Description of the task:
Pull each line holding the word "JSON" from the data.

Available records:
┏━━
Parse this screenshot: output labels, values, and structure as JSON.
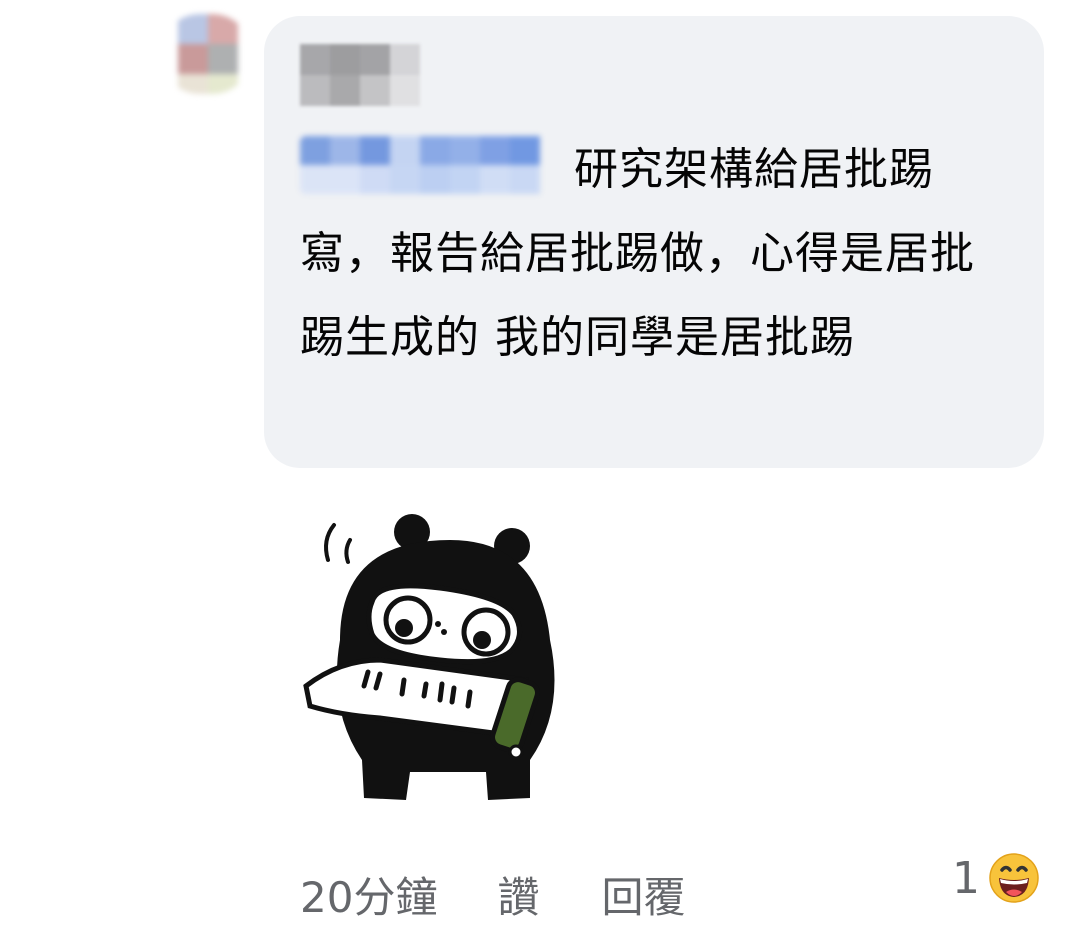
{
  "comment": {
    "author_name": "",
    "mention": "",
    "text": "研究架構給居批踢寫，報告給居批踢做，心得是居批踢生成的 我的同學是居批踢",
    "sticker": "bear-reading-scroll-sticker"
  },
  "actions": {
    "time": "20分鐘",
    "like": "讚",
    "reply": "回覆"
  },
  "reactions": {
    "count": "1",
    "emoji": "grinning-face-icon"
  },
  "colors": {
    "bubble": "#f0f2f5",
    "action_text": "#65676b",
    "text": "#050505"
  }
}
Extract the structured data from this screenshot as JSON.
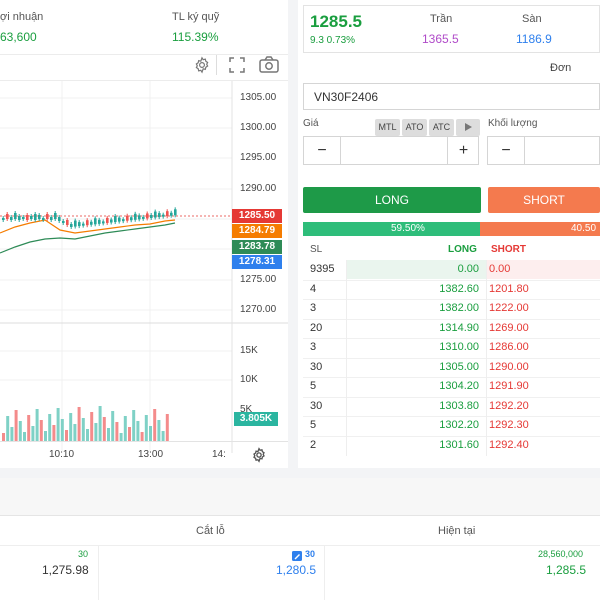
{
  "summary": {
    "profit_label": "ợi nhuận",
    "profit_value": "63,600",
    "margin_label": "TL ký quỹ",
    "margin_value": "115.39%"
  },
  "chart": {
    "price_ticks": [
      "1305.00",
      "1300.00",
      "1295.00",
      "1290.00",
      "1280.00",
      "1275.00",
      "1270.00"
    ],
    "price_tags": [
      {
        "value": "1285.50",
        "color": "#e53935"
      },
      {
        "value": "1284.79",
        "color": "#f57c00"
      },
      {
        "value": "1283.78",
        "color": "#2e8b57"
      },
      {
        "value": "1278.31",
        "color": "#2f80ed"
      }
    ],
    "volume_ticks": [
      "15K",
      "10K",
      "5K"
    ],
    "volume_tag": "3.805K",
    "time_labels": [
      "10:10",
      "13:00",
      "14:"
    ]
  },
  "quote": {
    "last_price": "1285.5",
    "change": "9.3 0.73%",
    "ceiling_label": "Trần",
    "ceiling_value": "1365.5",
    "floor_label": "Sàn",
    "floor_value": "1186.9",
    "order_label": "Đơn"
  },
  "order_form": {
    "symbol": "VN30F2406",
    "price_label": "Giá",
    "qty_label": "Khối lượng",
    "chips": [
      "MTL",
      "ATO",
      "ATC"
    ],
    "minus": "−",
    "plus": "+",
    "long_label": "LONG",
    "short_label": "SHORT",
    "long_pct": "59.50%",
    "short_pct": "40.50"
  },
  "orderbook": {
    "headers": {
      "sl": "SL",
      "long": "LONG",
      "short": "SHORT"
    },
    "rows": [
      {
        "sl": "9395",
        "long": "0.00",
        "short": "0.00"
      },
      {
        "sl": "4",
        "long": "1382.60",
        "short": "1201.80"
      },
      {
        "sl": "3",
        "long": "1382.00",
        "short": "1222.00"
      },
      {
        "sl": "20",
        "long": "1314.90",
        "short": "1269.00"
      },
      {
        "sl": "3",
        "long": "1310.00",
        "short": "1286.00"
      },
      {
        "sl": "30",
        "long": "1305.00",
        "short": "1290.00"
      },
      {
        "sl": "5",
        "long": "1304.20",
        "short": "1291.90"
      },
      {
        "sl": "30",
        "long": "1303.80",
        "short": "1292.20"
      },
      {
        "sl": "5",
        "long": "1302.20",
        "short": "1292.30"
      },
      {
        "sl": "2",
        "long": "1301.60",
        "short": "1292.40"
      }
    ]
  },
  "positions": {
    "stop_loss_label": "Cắt lỗ",
    "current_label": "Hiện tại",
    "col1_qty": "30",
    "col1_price": "1,275.98",
    "col2_qty": "30",
    "col2_price": "1,280.5",
    "col3_value": "28,560,000",
    "col3_price": "1,285.5"
  }
}
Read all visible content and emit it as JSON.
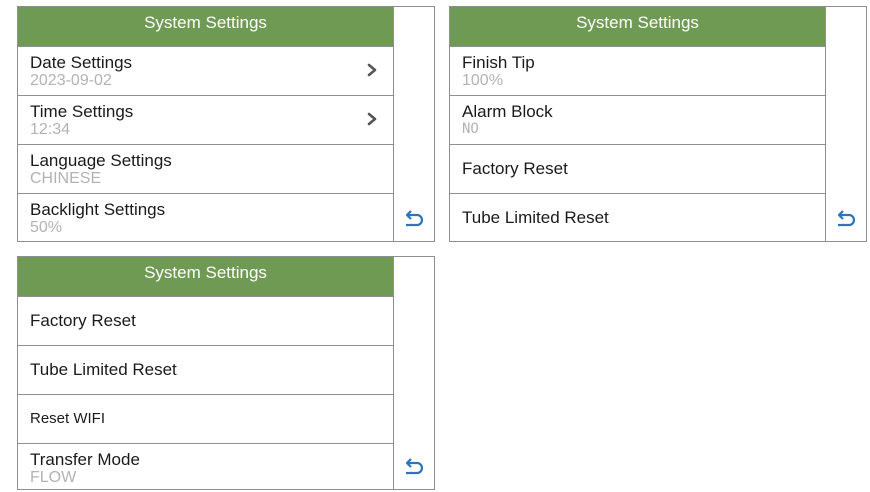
{
  "screen1": {
    "title": "System Settings",
    "items": [
      {
        "label": "Date Settings",
        "value": "2023-09-02"
      },
      {
        "label": "Time Settings",
        "value": "12:34"
      },
      {
        "label": "Language Settings",
        "value": "CHINESE"
      },
      {
        "label": "Backlight Settings",
        "value": "50%"
      }
    ]
  },
  "screen2": {
    "title": "System Settings",
    "items": [
      {
        "label": "Finish Tip",
        "value": "100%"
      },
      {
        "label": "Alarm Block",
        "value": "NO"
      },
      {
        "label": "Factory Reset"
      },
      {
        "label": "Tube Limited Reset"
      }
    ]
  },
  "screen3": {
    "title": "System Settings",
    "items": [
      {
        "label": "Factory Reset"
      },
      {
        "label": "Tube Limited Reset"
      },
      {
        "label": "Reset WIFI"
      },
      {
        "label": "Transfer Mode",
        "value": "FLOW"
      }
    ]
  },
  "colors": {
    "header_bg": "#6f9a53",
    "back_icon": "#2f73b8",
    "value_text": "#b3b3b3"
  },
  "icons": {
    "chevron": "chevron-right-icon",
    "back": "back-arrow-icon"
  }
}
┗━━
Solution:
Parse this screenshot: output labels, values, and structure as JSON.
Extract the structured data from this screenshot as JSON.
Read all visible content and emit it as JSON.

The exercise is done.